» Data extract

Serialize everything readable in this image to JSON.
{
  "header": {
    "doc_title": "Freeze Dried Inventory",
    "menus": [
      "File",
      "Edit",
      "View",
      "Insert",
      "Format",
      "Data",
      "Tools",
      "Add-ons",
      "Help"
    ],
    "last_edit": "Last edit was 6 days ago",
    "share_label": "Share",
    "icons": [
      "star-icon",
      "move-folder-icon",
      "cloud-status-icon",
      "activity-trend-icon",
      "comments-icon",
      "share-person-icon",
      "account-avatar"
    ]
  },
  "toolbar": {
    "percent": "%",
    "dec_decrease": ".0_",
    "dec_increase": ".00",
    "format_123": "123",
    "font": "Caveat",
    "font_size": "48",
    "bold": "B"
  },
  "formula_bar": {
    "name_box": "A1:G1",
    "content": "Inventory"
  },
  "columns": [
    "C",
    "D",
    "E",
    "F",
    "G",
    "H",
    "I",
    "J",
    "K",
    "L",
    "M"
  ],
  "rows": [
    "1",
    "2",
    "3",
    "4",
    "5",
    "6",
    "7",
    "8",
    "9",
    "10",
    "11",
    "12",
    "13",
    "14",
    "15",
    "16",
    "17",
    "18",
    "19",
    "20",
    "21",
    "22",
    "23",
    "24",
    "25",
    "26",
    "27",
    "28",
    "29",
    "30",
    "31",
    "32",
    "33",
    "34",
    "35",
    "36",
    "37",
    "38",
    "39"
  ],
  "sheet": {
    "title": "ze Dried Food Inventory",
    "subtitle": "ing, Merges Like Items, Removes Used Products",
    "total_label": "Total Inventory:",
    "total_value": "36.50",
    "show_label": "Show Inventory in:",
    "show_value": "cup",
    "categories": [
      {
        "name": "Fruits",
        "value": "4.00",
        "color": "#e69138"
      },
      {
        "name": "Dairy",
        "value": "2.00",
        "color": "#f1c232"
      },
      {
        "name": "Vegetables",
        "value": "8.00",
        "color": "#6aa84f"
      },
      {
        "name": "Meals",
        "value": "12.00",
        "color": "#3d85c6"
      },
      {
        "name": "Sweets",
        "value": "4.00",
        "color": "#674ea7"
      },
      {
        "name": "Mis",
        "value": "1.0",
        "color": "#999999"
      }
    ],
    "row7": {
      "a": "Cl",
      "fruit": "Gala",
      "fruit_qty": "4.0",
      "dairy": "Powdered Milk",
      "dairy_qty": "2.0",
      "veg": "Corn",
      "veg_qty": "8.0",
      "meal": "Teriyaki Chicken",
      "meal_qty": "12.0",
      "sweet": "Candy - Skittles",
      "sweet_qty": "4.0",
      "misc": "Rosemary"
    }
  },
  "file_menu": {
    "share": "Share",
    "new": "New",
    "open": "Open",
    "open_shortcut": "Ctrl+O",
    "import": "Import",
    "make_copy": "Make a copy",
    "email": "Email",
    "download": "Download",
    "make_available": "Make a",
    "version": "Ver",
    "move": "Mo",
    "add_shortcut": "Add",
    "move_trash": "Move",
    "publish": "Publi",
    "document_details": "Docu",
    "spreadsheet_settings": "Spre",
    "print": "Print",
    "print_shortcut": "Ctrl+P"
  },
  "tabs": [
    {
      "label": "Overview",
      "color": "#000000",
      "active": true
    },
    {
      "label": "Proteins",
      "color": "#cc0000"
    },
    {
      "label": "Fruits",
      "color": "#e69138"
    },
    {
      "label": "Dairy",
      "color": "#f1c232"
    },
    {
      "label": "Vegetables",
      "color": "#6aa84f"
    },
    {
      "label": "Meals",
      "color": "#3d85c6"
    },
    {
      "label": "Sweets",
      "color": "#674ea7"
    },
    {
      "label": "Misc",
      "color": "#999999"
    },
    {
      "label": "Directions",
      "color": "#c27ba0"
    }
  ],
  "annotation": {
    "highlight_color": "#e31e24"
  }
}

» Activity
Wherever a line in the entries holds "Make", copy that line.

» Result of this task
    "make_copy": "Make a copy",
    "make_available": "Make a",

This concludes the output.